Drs. Cornay and Attarian of Northwestern University in Chicago, Illinois, review all the pharmacological means for the treatment of insomnia. This review includes information on benzodiazepines, nonbenzodiazepine hypnotics, antidepressants, herbal supplements including melatonin, and other over-the-counter medications. Also included is a review of the newly FDA-approved class of drugs, orexin receptor antagonists, as well as future developments.

Key Points

  • Pharmacological treatment of insomnia is an important therapeutic field that can significantly improve health and quality of life in patients with problems falling or staying asleep.
  • So far, the most effective medications have been the GABAA agonists, either benzodiazepines or benzodiazepine receptor agonists.
  • Certain antidepressants, melatonin agonists, and other non-GABA agonist medications may have a modest role in the treatment of insomnia.
  • The orexin receptor antagonist suvorexant has just been approved by the FDA for use in insomnia.
  • Future medications will likely be 5-HT2A receptor antagonists and neurokinin 1 receptor antagonists.

In This Article

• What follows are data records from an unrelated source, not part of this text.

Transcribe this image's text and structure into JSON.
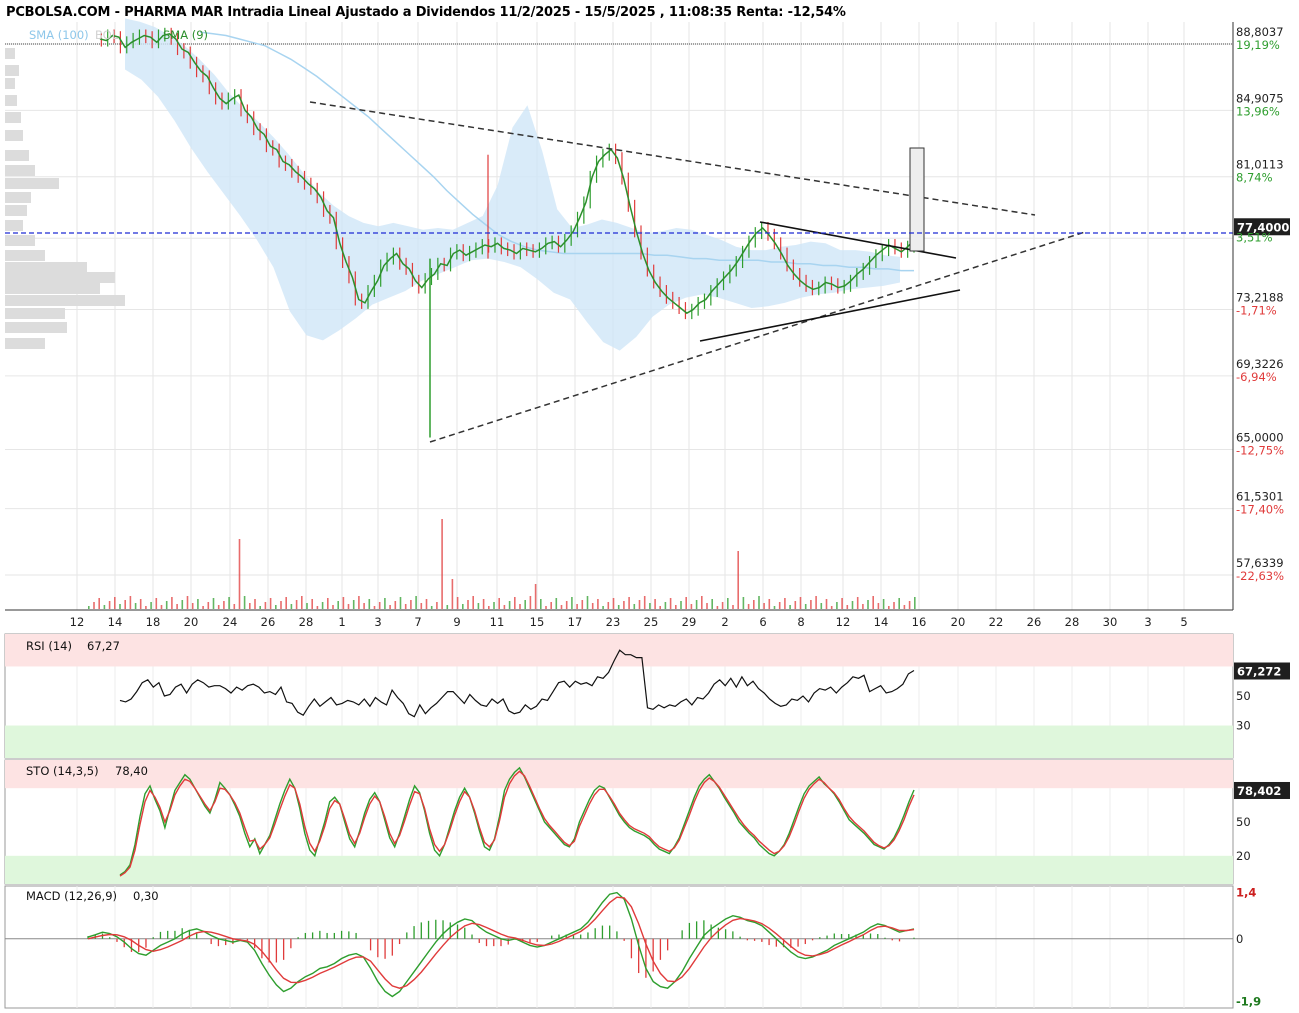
{
  "title": "PCBOLSA.COM - PHARMA MAR Intradia Lineal Ajustado a Dividendos 11/2/2025 - 15/5/2025 , 11:08:35 Renta: -12,54%",
  "colors": {
    "up": "#2e9e2e",
    "down": "#e03b3b",
    "sma100": "#a8d4f0",
    "band": "#cfe6f7",
    "sma9": "#2c8f2c",
    "trend": "#333333",
    "current": "#1f2bd4",
    "profile": "#dcdcdc"
  },
  "chart_data": [
    {
      "type": "line",
      "name": "price",
      "legend": [
        "SMA (100)",
        "BOL",
        "SMA (9)"
      ],
      "y_axis_labels": [
        "88,8037",
        "84,9075",
        "81,0113",
        "77,4000",
        "73,2188",
        "69,3226",
        "65,0000",
        "61,5301",
        "57,6339"
      ],
      "y_axis_values": [
        88.8037,
        84.9075,
        81.0113,
        77.4,
        73.2188,
        69.3226,
        65.0,
        61.5301,
        57.6339
      ],
      "pct_labels": [
        "19,19%",
        "13,96%",
        "8,74%",
        "3,51%",
        "-1,71%",
        "-6,94%",
        "-12,75%",
        "-17,40%",
        "-22,63%"
      ],
      "last_value": "77,4000",
      "x_ticks": [
        "12",
        "14",
        "18",
        "20",
        "24",
        "26",
        "28",
        "1",
        "3",
        "7",
        "9",
        "11",
        "15",
        "17",
        "23",
        "25",
        "29",
        "2",
        "6",
        "8",
        "12",
        "14",
        "16",
        "20",
        "22",
        "26",
        "28",
        "30",
        "3",
        "5"
      ],
      "close": [
        88.4,
        88.3,
        88.6,
        88.5,
        87.9,
        88.2,
        88.4,
        88.6,
        88.5,
        88.2,
        88.6,
        88.7,
        88.4,
        87.8,
        87.6,
        87.0,
        86.5,
        86.2,
        85.5,
        84.9,
        84.6,
        84.9,
        85.1,
        84.2,
        83.8,
        83.1,
        82.8,
        82.1,
        81.9,
        81.2,
        81.0,
        80.6,
        80.3,
        79.9,
        79.6,
        79.1,
        78.3,
        77.9,
        76.4,
        75.3,
        74.4,
        73.1,
        72.9,
        73.6,
        74.2,
        75.1,
        75.5,
        75.8,
        75.2,
        74.9,
        74.2,
        73.8,
        74.3,
        74.6,
        75.2,
        75.1,
        75.8,
        76.0,
        75.7,
        75.9,
        76.1,
        76.3,
        76.2,
        76.4,
        76.1,
        76.0,
        75.8,
        76.1,
        76.0,
        75.9,
        76.1,
        76.4,
        76.5,
        76.2,
        76.6,
        77.1,
        77.9,
        78.8,
        80.3,
        81.2,
        81.6,
        81.9,
        81.4,
        80.2,
        78.6,
        77.1,
        75.8,
        74.8,
        74.1,
        73.6,
        73.2,
        72.9,
        72.6,
        72.3,
        72.5,
        72.9,
        73.1,
        73.6,
        74.0,
        74.4,
        74.8,
        75.3,
        75.9,
        76.5,
        77.0,
        77.3,
        76.9,
        76.4,
        75.8,
        75.1,
        74.6,
        74.2,
        73.9,
        73.7,
        73.8,
        74.1,
        74.0,
        73.8,
        73.9,
        74.2,
        74.6,
        74.9,
        75.3,
        75.7,
        76.0,
        76.3,
        76.1,
        75.9,
        76.2,
        76.6
      ],
      "sma100": [
        88.8,
        88.7,
        88.6,
        88.4,
        88.2,
        88.0,
        87.6,
        87.2,
        86.7,
        86.2,
        85.6,
        85.0,
        84.4,
        83.8,
        83.1,
        82.4,
        81.7,
        81.0,
        80.3,
        79.5,
        78.8,
        78.1,
        77.5,
        76.9,
        76.5,
        76.2,
        76.0,
        75.9,
        75.8,
        75.8,
        75.8,
        75.8,
        75.8,
        75.8,
        75.8,
        75.7,
        75.7,
        75.6,
        75.5,
        75.5,
        75.4,
        75.4,
        75.4,
        75.4,
        75.3,
        75.3,
        75.2,
        75.2,
        75.1,
        75.1,
        75.0,
        75.0,
        74.9,
        74.9,
        74.8,
        74.8
      ],
      "bol_upper": [
        89.6,
        89.4,
        89.1,
        88.6,
        88.0,
        87.2,
        86.3,
        85.2,
        84.3,
        83.5,
        82.6,
        81.6,
        80.5,
        79.4,
        78.6,
        78.0,
        77.6,
        77.4,
        77.6,
        77.4,
        77.2,
        77.3,
        77.2,
        77.6,
        78.0,
        79.8,
        83.2,
        84.5,
        81.8,
        78.4,
        77.3,
        77.5,
        77.8,
        77.6,
        77.3,
        77.0,
        77.1,
        77.3,
        77.2,
        76.9,
        76.6,
        76.2,
        76.0,
        76.0,
        76.2,
        76.3,
        76.5,
        76.4,
        76.0,
        76.0,
        75.9,
        75.7,
        75.6
      ],
      "bol_lower": [
        86.6,
        86.0,
        85.0,
        83.6,
        82.0,
        80.6,
        79.3,
        78.0,
        76.6,
        75.0,
        72.4,
        71.0,
        70.7,
        71.3,
        72.0,
        72.8,
        73.2,
        73.6,
        74.2,
        74.6,
        75.0,
        75.4,
        75.5,
        75.3,
        75.0,
        74.3,
        73.5,
        73.1,
        71.8,
        70.6,
        70.1,
        70.9,
        72.1,
        72.8,
        73.2,
        73.4,
        73.2,
        72.9,
        72.6,
        72.7,
        72.9,
        73.2,
        73.4,
        73.5,
        73.7,
        73.8,
        73.9,
        74.1
      ]
    },
    {
      "type": "line",
      "name": "RSI (14)",
      "label": "RSI (14)",
      "last": "67,27",
      "last_box": "67,272",
      "levels": [
        "70",
        "50",
        "30"
      ],
      "y_axis_labels": [
        "50",
        "30"
      ],
      "ylim": [
        0,
        100
      ],
      "values": [
        47,
        46,
        48,
        53,
        59,
        61,
        56,
        59,
        50,
        51,
        56,
        58,
        52,
        58,
        61,
        59,
        56,
        57,
        57,
        55,
        52,
        56,
        54,
        57,
        58,
        56,
        52,
        53,
        51,
        56,
        46,
        45,
        39,
        37,
        43,
        48,
        43,
        46,
        49,
        44,
        45,
        47,
        46,
        44,
        48,
        43,
        49,
        46,
        44,
        54,
        49,
        45,
        38,
        36,
        44,
        38,
        42,
        45,
        49,
        53,
        53,
        49,
        45,
        51,
        47,
        44,
        43,
        48,
        45,
        48,
        40,
        38,
        39,
        44,
        41,
        43,
        48,
        47,
        53,
        59,
        60,
        56,
        60,
        58,
        59,
        57,
        63,
        62,
        66,
        74,
        81,
        78,
        78,
        76,
        76,
        42,
        41,
        44,
        42,
        44,
        43,
        46,
        48,
        44,
        49,
        48,
        52,
        58,
        61,
        57,
        62,
        56,
        63,
        57,
        60,
        55,
        52,
        48,
        45,
        43,
        44,
        48,
        47,
        50,
        46,
        52,
        55,
        54,
        56,
        52,
        56,
        59,
        63,
        62,
        64,
        53,
        55,
        57,
        52,
        53,
        55,
        58,
        65,
        67.27
      ]
    },
    {
      "type": "line",
      "name": "STO (14,3,5)",
      "label": "STO (14,3,5)",
      "last": "78,40",
      "last_box": "78,402",
      "levels": [
        "80",
        "50",
        "20"
      ],
      "y_axis_labels": [
        "50",
        "20"
      ],
      "ylim": [
        0,
        100
      ],
      "k": [
        3,
        6,
        12,
        30,
        55,
        75,
        82,
        70,
        60,
        45,
        62,
        78,
        85,
        92,
        88,
        80,
        72,
        64,
        58,
        70,
        85,
        80,
        74,
        65,
        55,
        40,
        28,
        35,
        22,
        30,
        38,
        52,
        66,
        78,
        88,
        80,
        62,
        40,
        25,
        20,
        35,
        50,
        68,
        72,
        66,
        50,
        35,
        28,
        42,
        58,
        70,
        76,
        68,
        52,
        36,
        28,
        40,
        55,
        70,
        82,
        76,
        60,
        40,
        25,
        20,
        30,
        45,
        60,
        72,
        80,
        72,
        58,
        42,
        28,
        25,
        35,
        55,
        78,
        88,
        94,
        98,
        90,
        80,
        70,
        60,
        50,
        45,
        40,
        35,
        30,
        28,
        35,
        50,
        60,
        70,
        78,
        82,
        80,
        72,
        64,
        56,
        50,
        45,
        42,
        40,
        38,
        35,
        30,
        26,
        24,
        22,
        28,
        36,
        48,
        60,
        72,
        82,
        88,
        92,
        86,
        80,
        72,
        65,
        58,
        50,
        45,
        40,
        36,
        30,
        26,
        22,
        20,
        24,
        30,
        40,
        52,
        64,
        75,
        82,
        86,
        90,
        84,
        80,
        75,
        68,
        60,
        52,
        48,
        44,
        40,
        35,
        30,
        28,
        26,
        30,
        36,
        45,
        56,
        68,
        78.4
      ],
      "d": [
        2,
        5,
        10,
        25,
        48,
        68,
        78,
        72,
        63,
        50,
        60,
        74,
        82,
        88,
        86,
        80,
        73,
        66,
        60,
        68,
        80,
        79,
        74,
        67,
        58,
        45,
        33,
        34,
        26,
        30,
        36,
        48,
        61,
        73,
        83,
        80,
        66,
        46,
        31,
        24,
        33,
        46,
        62,
        69,
        66,
        53,
        39,
        31,
        40,
        54,
        66,
        73,
        68,
        55,
        40,
        31,
        38,
        51,
        65,
        77,
        75,
        62,
        44,
        30,
        24,
        30,
        42,
        56,
        68,
        77,
        72,
        60,
        45,
        32,
        28,
        34,
        51,
        72,
        84,
        91,
        95,
        91,
        82,
        72,
        62,
        53,
        47,
        42,
        37,
        32,
        29,
        33,
        46,
        56,
        66,
        74,
        79,
        79,
        73,
        66,
        58,
        52,
        47,
        44,
        42,
        40,
        37,
        32,
        28,
        26,
        24,
        27,
        34,
        45,
        56,
        68,
        78,
        85,
        89,
        86,
        81,
        74,
        67,
        60,
        53,
        47,
        42,
        38,
        33,
        29,
        25,
        22,
        24,
        29,
        37,
        48,
        60,
        71,
        79,
        84,
        88,
        85,
        80,
        76,
        70,
        62,
        55,
        50,
        46,
        42,
        37,
        32,
        29,
        27,
        29,
        34,
        42,
        52,
        64,
        74
      ]
    },
    {
      "type": "line",
      "name": "MACD (12,26,9)",
      "label": "MACD (12,26,9)",
      "last": "0,30",
      "y_axis_labels": [
        "1,4",
        "0",
        "-1,9"
      ],
      "ylim": [
        -1.9,
        1.4
      ],
      "macd": [
        0.05,
        0.12,
        0.2,
        0.16,
        0.06,
        -0.1,
        -0.3,
        -0.45,
        -0.5,
        -0.35,
        -0.2,
        -0.1,
        0.0,
        0.15,
        0.25,
        0.3,
        0.22,
        0.1,
        0.0,
        -0.05,
        -0.1,
        -0.05,
        -0.1,
        -0.35,
        -0.75,
        -1.1,
        -1.4,
        -1.6,
        -1.5,
        -1.3,
        -1.15,
        -1.05,
        -0.9,
        -0.85,
        -0.75,
        -0.6,
        -0.5,
        -0.45,
        -0.55,
        -0.9,
        -1.3,
        -1.6,
        -1.75,
        -1.6,
        -1.3,
        -1.0,
        -0.7,
        -0.4,
        -0.1,
        0.15,
        0.35,
        0.5,
        0.6,
        0.55,
        0.35,
        0.2,
        0.1,
        0.0,
        -0.05,
        0.0,
        -0.1,
        -0.2,
        -0.25,
        -0.2,
        -0.1,
        0.0,
        0.1,
        0.2,
        0.3,
        0.5,
        0.8,
        1.1,
        1.35,
        1.4,
        1.2,
        0.6,
        -0.2,
        -0.9,
        -1.3,
        -1.45,
        -1.5,
        -1.3,
        -1.0,
        -0.6,
        -0.25,
        0.1,
        0.3,
        0.45,
        0.6,
        0.7,
        0.65,
        0.55,
        0.5,
        0.4,
        0.2,
        0.0,
        -0.2,
        -0.4,
        -0.55,
        -0.6,
        -0.55,
        -0.45,
        -0.35,
        -0.2,
        -0.1,
        0.0,
        0.1,
        0.2,
        0.35,
        0.45,
        0.4,
        0.3,
        0.2,
        0.25,
        0.3
      ],
      "signal": [
        0.0,
        0.05,
        0.1,
        0.13,
        0.12,
        0.06,
        -0.05,
        -0.2,
        -0.33,
        -0.38,
        -0.33,
        -0.25,
        -0.15,
        -0.05,
        0.08,
        0.18,
        0.22,
        0.2,
        0.14,
        0.07,
        0.0,
        -0.04,
        -0.07,
        -0.17,
        -0.38,
        -0.65,
        -0.95,
        -1.2,
        -1.32,
        -1.33,
        -1.26,
        -1.17,
        -1.05,
        -0.96,
        -0.86,
        -0.75,
        -0.64,
        -0.56,
        -0.55,
        -0.68,
        -0.95,
        -1.22,
        -1.43,
        -1.5,
        -1.42,
        -1.24,
        -1.01,
        -0.74,
        -0.46,
        -0.2,
        0.04,
        0.23,
        0.39,
        0.47,
        0.43,
        0.34,
        0.24,
        0.14,
        0.06,
        0.02,
        -0.05,
        -0.13,
        -0.19,
        -0.2,
        -0.16,
        -0.08,
        0.02,
        0.12,
        0.22,
        0.38,
        0.6,
        0.85,
        1.1,
        1.26,
        1.24,
        0.97,
        0.45,
        -0.16,
        -0.68,
        -1.05,
        -1.28,
        -1.3,
        -1.16,
        -0.9,
        -0.58,
        -0.25,
        0.03,
        0.24,
        0.42,
        0.56,
        0.61,
        0.58,
        0.54,
        0.46,
        0.32,
        0.15,
        -0.04,
        -0.23,
        -0.4,
        -0.5,
        -0.52,
        -0.48,
        -0.41,
        -0.3,
        -0.19,
        -0.09,
        0.02,
        0.12,
        0.25,
        0.36,
        0.38,
        0.33,
        0.25,
        0.25,
        0.28
      ]
    }
  ]
}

Introduction
Historical note and nomenclature
Scientific basis
Indications
Contraindications
Goals and endpoint
Description
Outcome
Adverse effects
Prognosis
Clinical vignette
Pregnancy
References cited
Contributors